Cutting with nitrogen or oxygen gas is basically the same sort of option on plasma as it is on fiber- there are scenarios where it desirable to use one or the other, but either is logistically problematic as this is a consumable that would be delivered and stored in large pressurized or cryo tanks. Oxygen drastically accelerates the cutting speed and cuts deeper (especially on carbon steel) because it burns the vaporized metal for additional heat, but leaves an oxide edge. Nitrogen is the opposite, it shields the cut zone from oxidation and cools the cut zone, so it will be cutting slower. Air it’s far simpler, cheaper and a middle ground between these two. And most fiber laser cutting will do just fine on air too, and it seems shops commonly do that even for production as it’s cost-effective and the results are fine for most applications.
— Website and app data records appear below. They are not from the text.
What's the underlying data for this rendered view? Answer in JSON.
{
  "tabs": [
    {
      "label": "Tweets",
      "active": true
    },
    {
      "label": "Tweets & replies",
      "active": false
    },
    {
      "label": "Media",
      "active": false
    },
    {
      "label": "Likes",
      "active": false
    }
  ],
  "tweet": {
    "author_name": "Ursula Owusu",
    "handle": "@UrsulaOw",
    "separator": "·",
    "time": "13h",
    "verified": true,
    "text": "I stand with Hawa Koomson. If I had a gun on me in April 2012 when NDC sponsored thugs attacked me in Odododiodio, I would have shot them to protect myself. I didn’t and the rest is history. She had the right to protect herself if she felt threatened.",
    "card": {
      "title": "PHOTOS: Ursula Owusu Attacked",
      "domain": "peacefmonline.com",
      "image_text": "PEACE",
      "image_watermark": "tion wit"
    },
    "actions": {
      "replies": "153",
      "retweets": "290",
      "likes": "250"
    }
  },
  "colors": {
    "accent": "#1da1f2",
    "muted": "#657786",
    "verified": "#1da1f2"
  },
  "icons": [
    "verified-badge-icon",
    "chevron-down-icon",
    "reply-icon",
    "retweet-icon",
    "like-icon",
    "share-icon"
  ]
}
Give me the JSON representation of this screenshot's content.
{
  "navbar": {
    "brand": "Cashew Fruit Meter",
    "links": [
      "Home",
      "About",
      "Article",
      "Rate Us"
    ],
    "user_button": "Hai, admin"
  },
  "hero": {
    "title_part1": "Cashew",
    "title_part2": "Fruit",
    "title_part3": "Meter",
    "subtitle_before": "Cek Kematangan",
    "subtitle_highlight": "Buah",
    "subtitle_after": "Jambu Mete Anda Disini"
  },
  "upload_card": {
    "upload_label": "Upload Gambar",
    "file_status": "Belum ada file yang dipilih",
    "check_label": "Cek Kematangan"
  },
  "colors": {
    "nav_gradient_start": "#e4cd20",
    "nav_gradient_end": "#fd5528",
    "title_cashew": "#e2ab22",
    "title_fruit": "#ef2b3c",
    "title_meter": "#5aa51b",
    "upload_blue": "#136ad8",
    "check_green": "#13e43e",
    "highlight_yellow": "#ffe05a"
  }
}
Correct me if I’m wrong, but I think we don’t often see plasma cutters set up with nitrogen or oxygen assist gases is because if the task has cut qualities requiring it, most often you’d probably upgrade to a quality fiber laser first to get better performance and cut quality and the assist gas options would be a possible upgrade after that.
As far as “consumables” go, the fiber laser does not expose its lens to the environment like a CO2 laser cutter. There is a nozzle cone like a CO2 laser (like Red), but in the case of the fiber laser there is an additional fused quartz window between the lens and nozzle. The window and nozzle require replacement periodically, but I believe it’s infrequent and cheap. But unlike a CO2 laser, which projects the beam through the air and bounces off mirrors to reach the head, the fiber laser routes its beam through a fiber cable that must flex as the head moves around. These cables do have a finite bending life, which depends strongly on how tight of a radius it flexes in normal use. They’re not super cheap to replace but usually last such a long time that the per-cut amortized cost is still quite low.
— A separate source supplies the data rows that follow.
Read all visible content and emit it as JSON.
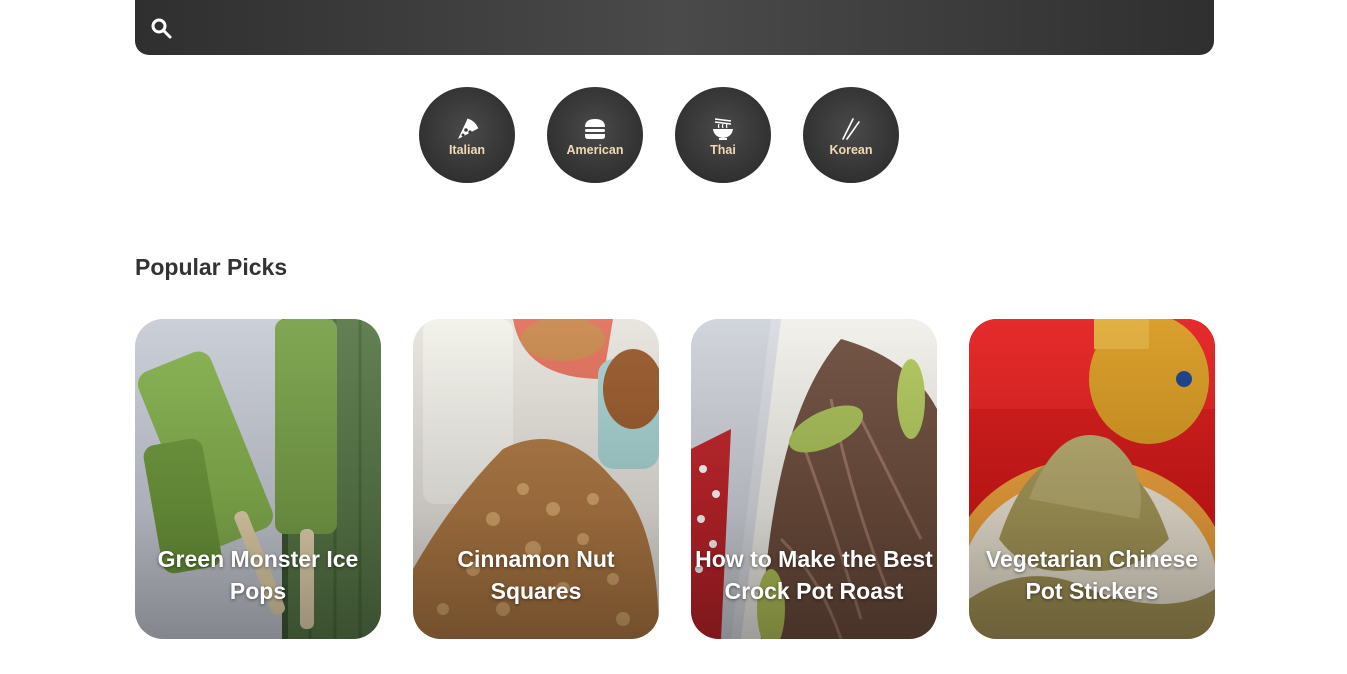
{
  "search": {
    "icon": "search-icon"
  },
  "cuisines": [
    {
      "label": "Italian",
      "icon": "pizza-icon"
    },
    {
      "label": "American",
      "icon": "burger-icon"
    },
    {
      "label": "Thai",
      "icon": "noodle-bowl-icon"
    },
    {
      "label": "Korean",
      "icon": "chopsticks-icon"
    }
  ],
  "popular": {
    "title": "Popular Picks",
    "cards": [
      {
        "title": "Green Monster Ice Pops"
      },
      {
        "title": "Cinnamon Nut Squares"
      },
      {
        "title": "How to Make the Best Crock Pot Roast"
      },
      {
        "title": "Vegetarian Chinese Pot Stickers"
      }
    ]
  },
  "colors": {
    "accent_text": "#f1d9b5",
    "dark": "#3a3a3a"
  }
}
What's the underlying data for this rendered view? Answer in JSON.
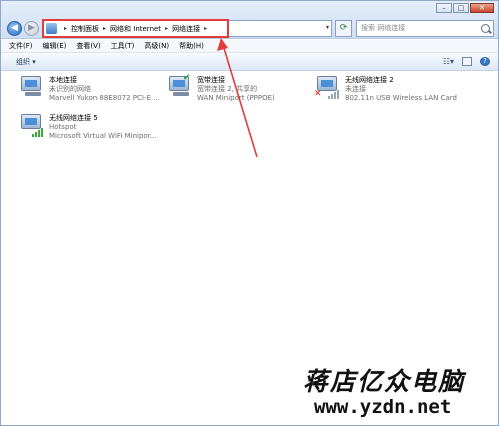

Either fiber or plasma will slowly erode the bed of sawtooth material supports. They are replaceable. I believe a fiber laser would erode it considerably slower than plasma.
The 1KW Coherent HighLight and cooling system we have will run off 208v single phase. With compressed air, that will cut 1/8" carbon steel easily, it would cut twice as thick on oxygen but that’s not likely going to be practical. People have definitely tweeked the air pressure This, or any fiber laser, will require clean dry air (CDA) that the Atlas Copco compressor will produce.
The two “??” concerns are laser safety and ventilation. They don’t seem to create all that much for fumes, but we do keep the whole shop air conditioned so whatever gets in the air is going to be recycled for some time. All fiber lasers have a wavelength of ~1,060nm. As far as I know, this wavelength will not be stopped by ordinary glass or acrylic barrier. Although both are infrared (invisible), a CO2 laser operates on a wavelength of 10,600nm (10x longer) and that wavelength is completely stopped by any glass, polycarbonate, or acrylic barrier. Transparent shielding against fiber is a different material, but I don’t think it’s prohibitive, just another consideration on the list.